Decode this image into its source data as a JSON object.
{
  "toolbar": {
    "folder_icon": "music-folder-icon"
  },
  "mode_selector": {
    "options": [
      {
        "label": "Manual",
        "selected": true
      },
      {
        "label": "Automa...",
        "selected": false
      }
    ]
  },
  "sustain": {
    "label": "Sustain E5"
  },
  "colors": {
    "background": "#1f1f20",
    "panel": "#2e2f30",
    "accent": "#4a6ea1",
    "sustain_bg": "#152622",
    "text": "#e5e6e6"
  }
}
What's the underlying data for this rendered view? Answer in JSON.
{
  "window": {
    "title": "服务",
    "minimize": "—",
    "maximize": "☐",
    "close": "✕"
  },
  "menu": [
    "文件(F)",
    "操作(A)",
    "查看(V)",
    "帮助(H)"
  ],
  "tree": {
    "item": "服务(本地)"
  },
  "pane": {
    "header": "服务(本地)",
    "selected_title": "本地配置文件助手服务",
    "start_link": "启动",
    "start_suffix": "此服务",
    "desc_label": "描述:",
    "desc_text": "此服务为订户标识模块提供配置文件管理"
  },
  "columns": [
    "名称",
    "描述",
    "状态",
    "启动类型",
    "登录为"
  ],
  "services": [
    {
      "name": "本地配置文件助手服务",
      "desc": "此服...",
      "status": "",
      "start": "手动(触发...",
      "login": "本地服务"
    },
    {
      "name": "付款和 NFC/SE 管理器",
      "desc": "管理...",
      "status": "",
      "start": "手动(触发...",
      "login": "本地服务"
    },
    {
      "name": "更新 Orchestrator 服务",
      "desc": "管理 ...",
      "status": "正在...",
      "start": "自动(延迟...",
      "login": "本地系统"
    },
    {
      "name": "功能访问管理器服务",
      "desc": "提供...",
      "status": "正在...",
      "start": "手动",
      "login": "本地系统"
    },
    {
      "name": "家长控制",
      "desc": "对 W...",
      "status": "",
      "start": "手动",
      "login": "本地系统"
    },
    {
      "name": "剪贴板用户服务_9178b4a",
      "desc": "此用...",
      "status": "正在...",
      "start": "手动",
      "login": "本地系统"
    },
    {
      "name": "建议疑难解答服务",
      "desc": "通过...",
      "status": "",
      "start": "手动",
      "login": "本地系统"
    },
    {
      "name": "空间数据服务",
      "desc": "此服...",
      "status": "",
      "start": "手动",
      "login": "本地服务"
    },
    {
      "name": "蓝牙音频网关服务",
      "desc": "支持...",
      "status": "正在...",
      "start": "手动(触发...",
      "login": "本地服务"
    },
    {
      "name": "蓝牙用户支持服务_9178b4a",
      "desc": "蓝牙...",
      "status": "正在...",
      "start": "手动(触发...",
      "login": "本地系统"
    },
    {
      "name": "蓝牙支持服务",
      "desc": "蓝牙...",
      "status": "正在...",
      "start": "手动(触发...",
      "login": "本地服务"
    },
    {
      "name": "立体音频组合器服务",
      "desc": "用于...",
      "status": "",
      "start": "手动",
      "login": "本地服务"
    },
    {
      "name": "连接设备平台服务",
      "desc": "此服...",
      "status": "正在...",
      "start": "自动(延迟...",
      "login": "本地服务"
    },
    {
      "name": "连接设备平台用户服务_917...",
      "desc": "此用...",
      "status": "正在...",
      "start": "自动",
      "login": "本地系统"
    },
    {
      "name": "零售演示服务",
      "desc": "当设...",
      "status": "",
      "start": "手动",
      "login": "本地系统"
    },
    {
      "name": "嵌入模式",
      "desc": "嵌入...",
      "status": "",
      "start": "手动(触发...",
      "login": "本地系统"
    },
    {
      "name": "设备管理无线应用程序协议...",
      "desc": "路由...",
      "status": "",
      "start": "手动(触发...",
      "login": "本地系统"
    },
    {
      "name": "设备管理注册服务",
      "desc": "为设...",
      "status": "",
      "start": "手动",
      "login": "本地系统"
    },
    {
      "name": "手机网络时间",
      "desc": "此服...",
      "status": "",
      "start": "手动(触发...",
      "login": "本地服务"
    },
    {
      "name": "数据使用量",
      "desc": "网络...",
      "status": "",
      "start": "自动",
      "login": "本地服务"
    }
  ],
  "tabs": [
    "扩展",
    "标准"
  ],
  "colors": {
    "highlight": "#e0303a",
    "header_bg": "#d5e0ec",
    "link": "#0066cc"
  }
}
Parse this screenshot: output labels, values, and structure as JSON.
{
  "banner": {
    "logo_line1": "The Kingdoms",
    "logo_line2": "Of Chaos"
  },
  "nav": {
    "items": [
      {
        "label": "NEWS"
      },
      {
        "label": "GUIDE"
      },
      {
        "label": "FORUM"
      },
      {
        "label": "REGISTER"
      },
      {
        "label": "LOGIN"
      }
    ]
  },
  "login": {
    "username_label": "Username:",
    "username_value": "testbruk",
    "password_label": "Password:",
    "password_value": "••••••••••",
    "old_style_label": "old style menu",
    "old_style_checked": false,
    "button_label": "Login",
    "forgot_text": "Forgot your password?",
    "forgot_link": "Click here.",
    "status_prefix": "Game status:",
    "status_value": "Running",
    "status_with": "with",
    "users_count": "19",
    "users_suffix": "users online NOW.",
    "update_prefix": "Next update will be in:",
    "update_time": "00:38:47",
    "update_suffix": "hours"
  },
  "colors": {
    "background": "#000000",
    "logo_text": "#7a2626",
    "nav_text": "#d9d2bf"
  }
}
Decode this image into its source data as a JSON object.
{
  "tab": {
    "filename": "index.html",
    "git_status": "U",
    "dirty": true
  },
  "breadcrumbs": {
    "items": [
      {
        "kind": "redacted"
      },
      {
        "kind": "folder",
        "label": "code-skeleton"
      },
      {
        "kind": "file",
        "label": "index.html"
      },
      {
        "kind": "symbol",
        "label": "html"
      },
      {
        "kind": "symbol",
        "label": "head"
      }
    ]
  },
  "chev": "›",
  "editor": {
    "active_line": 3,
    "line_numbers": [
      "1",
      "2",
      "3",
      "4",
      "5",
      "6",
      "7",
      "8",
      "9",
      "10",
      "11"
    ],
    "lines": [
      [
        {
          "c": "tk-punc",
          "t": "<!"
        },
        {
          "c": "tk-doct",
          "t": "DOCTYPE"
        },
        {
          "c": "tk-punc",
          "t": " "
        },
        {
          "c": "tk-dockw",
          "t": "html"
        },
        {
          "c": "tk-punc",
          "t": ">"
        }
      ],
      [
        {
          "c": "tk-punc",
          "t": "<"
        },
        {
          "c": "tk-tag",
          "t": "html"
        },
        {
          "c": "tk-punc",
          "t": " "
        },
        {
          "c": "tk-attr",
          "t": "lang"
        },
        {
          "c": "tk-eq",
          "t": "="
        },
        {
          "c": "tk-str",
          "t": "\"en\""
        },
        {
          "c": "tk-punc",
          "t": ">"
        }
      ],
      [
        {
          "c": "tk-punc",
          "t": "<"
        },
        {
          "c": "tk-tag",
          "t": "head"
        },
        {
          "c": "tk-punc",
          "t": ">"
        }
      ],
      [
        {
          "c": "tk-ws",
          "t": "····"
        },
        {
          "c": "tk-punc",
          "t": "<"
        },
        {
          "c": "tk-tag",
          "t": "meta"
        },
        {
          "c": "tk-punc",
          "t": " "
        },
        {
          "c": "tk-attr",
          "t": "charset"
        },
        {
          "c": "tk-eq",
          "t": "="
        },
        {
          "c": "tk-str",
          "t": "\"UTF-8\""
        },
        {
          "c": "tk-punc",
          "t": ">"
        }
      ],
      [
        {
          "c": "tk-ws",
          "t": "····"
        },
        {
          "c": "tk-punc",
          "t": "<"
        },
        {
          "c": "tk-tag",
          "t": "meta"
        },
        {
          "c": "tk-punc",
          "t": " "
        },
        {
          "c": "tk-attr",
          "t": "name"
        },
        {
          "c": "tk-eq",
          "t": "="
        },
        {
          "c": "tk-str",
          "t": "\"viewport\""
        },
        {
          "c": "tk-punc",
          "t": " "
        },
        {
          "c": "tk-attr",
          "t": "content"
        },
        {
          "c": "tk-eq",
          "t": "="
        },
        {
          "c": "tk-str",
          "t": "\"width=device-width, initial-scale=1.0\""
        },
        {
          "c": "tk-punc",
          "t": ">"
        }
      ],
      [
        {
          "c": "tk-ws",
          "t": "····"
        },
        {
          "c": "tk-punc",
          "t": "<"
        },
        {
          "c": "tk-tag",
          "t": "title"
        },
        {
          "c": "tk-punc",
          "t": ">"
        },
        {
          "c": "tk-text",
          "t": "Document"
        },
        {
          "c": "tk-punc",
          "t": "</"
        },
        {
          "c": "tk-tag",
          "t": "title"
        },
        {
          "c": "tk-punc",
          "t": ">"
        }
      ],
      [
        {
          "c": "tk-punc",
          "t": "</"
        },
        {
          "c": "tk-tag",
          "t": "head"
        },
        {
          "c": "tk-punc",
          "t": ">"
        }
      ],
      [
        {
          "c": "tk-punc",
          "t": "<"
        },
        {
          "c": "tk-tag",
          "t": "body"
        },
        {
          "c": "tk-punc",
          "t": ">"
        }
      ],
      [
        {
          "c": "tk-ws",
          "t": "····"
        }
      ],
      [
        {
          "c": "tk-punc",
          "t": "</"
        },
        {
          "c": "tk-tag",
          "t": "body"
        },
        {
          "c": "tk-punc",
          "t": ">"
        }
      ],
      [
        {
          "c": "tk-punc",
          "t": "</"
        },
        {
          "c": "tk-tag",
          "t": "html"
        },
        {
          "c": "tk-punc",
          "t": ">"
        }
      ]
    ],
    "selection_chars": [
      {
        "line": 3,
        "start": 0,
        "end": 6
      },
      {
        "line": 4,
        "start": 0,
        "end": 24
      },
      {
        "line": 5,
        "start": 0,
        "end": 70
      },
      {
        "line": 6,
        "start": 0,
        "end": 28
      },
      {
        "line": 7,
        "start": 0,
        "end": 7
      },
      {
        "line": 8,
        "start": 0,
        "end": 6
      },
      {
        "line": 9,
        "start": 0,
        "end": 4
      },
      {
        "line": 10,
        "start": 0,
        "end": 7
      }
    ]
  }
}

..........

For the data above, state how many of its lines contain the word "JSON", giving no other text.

4